> _Assignment_
Determine how many lines below contain the word "highlight", then write that number by itself.

[Start of section]

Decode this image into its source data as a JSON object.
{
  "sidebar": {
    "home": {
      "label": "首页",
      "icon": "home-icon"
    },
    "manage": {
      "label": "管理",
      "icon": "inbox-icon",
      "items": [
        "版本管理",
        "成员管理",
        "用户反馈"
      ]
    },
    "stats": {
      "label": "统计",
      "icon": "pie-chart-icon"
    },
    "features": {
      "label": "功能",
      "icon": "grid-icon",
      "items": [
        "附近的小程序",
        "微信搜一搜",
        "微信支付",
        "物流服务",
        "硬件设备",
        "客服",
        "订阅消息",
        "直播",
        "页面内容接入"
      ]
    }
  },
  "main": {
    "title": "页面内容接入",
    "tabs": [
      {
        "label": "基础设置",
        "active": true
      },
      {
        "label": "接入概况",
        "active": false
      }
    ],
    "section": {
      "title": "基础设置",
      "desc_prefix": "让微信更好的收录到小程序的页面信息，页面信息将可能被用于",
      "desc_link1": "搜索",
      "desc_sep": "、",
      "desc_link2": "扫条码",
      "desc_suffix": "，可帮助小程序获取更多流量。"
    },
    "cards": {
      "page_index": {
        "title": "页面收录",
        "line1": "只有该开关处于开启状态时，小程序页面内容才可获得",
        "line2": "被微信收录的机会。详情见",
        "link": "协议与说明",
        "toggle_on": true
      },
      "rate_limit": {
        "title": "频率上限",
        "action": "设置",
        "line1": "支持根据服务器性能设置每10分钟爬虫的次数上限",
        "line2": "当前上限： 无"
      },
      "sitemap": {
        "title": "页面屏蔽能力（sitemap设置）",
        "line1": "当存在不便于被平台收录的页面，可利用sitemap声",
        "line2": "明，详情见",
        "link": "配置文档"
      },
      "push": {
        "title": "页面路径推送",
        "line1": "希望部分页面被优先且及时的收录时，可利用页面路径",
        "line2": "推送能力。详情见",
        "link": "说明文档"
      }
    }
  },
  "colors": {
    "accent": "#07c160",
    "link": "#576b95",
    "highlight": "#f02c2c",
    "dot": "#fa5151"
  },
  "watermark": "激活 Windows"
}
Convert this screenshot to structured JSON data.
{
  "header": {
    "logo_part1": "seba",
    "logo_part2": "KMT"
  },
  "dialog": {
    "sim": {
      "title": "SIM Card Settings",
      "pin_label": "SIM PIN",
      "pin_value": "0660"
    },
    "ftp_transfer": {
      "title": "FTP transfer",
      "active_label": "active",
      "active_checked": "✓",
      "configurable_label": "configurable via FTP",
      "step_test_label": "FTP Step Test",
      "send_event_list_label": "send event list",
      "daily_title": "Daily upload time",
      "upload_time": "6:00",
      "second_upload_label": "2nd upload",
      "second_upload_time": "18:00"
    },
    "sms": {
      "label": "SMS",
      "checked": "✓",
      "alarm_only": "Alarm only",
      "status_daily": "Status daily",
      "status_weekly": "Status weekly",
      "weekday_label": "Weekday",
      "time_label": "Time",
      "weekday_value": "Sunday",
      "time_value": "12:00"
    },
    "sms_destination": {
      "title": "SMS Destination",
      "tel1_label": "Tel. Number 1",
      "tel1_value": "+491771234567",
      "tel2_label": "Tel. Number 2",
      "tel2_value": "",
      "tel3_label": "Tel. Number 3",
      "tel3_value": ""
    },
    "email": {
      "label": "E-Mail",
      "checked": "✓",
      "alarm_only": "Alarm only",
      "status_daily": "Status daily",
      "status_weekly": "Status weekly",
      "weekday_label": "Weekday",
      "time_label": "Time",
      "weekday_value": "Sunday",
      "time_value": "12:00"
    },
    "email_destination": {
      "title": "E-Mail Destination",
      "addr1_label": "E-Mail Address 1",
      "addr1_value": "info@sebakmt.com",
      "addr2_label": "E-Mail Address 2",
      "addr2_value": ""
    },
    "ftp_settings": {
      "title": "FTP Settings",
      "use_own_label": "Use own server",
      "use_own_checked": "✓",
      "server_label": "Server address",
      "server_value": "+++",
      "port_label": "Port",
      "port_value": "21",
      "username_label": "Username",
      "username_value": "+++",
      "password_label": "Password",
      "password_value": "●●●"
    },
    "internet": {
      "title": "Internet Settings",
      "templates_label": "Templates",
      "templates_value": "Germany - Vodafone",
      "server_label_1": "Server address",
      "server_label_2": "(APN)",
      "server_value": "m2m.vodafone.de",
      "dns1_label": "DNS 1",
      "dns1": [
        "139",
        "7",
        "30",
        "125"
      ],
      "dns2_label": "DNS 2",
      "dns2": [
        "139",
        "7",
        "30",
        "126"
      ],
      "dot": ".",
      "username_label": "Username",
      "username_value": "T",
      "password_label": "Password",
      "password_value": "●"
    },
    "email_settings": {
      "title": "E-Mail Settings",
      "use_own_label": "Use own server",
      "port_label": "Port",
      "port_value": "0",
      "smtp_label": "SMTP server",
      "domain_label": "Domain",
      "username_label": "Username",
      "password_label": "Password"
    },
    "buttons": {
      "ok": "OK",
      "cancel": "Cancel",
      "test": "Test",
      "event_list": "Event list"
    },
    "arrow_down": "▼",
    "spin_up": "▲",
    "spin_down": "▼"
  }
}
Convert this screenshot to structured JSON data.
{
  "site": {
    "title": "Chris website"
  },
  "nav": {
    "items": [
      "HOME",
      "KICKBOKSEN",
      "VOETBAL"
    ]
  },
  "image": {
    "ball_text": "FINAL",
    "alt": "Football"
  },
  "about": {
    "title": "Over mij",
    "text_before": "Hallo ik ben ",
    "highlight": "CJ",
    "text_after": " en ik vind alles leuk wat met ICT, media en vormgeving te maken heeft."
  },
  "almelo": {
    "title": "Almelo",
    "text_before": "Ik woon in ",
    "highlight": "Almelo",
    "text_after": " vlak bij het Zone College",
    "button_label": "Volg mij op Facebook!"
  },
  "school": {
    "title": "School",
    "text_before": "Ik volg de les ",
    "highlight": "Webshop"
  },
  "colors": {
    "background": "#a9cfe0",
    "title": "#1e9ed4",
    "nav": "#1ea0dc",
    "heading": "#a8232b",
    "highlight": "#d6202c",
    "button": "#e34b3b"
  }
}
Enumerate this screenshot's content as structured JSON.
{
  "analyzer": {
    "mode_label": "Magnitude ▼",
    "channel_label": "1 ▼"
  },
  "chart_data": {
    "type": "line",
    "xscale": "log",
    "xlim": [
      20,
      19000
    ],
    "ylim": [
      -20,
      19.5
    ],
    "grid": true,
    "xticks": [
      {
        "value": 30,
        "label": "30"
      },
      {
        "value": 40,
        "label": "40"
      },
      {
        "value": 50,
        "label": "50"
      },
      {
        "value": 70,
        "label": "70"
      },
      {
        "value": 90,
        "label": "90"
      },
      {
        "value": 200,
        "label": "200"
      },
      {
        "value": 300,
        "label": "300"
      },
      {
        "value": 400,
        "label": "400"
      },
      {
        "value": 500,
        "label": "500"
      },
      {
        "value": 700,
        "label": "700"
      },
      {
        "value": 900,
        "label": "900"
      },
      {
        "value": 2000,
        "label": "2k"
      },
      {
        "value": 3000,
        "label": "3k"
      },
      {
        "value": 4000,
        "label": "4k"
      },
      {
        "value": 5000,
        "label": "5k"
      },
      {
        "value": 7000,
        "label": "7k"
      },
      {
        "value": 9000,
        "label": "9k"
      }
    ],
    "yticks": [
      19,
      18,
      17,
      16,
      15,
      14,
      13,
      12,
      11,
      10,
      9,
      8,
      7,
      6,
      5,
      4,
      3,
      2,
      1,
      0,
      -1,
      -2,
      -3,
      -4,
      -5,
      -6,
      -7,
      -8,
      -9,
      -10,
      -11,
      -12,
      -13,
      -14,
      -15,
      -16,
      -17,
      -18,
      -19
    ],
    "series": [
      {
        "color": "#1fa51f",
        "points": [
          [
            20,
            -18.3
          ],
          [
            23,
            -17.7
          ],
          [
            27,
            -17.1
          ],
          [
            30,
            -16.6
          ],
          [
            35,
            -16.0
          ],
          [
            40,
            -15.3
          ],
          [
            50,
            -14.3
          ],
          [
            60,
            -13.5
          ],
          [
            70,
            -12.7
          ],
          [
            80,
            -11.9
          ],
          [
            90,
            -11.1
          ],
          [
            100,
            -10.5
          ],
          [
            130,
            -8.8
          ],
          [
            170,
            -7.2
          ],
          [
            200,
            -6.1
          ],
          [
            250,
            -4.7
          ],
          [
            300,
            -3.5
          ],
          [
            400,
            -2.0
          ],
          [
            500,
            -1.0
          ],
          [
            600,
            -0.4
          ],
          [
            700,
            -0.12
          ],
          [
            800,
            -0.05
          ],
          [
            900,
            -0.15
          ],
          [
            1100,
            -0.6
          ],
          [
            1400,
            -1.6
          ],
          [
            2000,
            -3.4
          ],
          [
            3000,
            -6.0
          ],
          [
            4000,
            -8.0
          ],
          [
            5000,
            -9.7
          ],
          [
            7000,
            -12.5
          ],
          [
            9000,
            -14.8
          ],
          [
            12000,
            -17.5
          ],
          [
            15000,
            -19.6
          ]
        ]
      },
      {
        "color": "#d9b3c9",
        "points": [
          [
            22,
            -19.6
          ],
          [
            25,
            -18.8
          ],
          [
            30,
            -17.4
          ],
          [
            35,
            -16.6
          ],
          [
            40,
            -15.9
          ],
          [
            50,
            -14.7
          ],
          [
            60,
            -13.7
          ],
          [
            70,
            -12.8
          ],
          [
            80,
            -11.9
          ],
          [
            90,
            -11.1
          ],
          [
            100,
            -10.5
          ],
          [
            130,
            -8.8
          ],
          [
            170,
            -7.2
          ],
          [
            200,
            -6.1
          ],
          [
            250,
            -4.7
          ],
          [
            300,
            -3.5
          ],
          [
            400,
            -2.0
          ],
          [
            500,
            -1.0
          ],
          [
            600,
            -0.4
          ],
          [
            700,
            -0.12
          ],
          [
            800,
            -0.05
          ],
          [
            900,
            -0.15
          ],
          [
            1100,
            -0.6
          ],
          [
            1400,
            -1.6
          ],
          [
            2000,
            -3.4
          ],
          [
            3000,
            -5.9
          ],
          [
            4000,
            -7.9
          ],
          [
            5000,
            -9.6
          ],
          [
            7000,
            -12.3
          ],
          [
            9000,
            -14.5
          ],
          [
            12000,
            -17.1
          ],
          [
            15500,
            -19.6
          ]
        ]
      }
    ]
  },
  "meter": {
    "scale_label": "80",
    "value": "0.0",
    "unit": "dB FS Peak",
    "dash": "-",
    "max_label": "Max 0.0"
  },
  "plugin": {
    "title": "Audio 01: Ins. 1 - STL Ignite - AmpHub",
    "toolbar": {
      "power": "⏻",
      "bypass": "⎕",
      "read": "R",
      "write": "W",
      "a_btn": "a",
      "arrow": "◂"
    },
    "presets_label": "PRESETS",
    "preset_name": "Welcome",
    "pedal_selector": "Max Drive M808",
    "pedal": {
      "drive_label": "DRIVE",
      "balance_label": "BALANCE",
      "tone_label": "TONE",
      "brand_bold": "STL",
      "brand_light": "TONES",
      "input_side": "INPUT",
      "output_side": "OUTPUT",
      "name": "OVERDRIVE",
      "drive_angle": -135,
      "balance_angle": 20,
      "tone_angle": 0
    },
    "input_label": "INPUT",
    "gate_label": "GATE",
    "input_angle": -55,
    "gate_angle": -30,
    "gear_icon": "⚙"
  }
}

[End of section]

> _Answer below_
5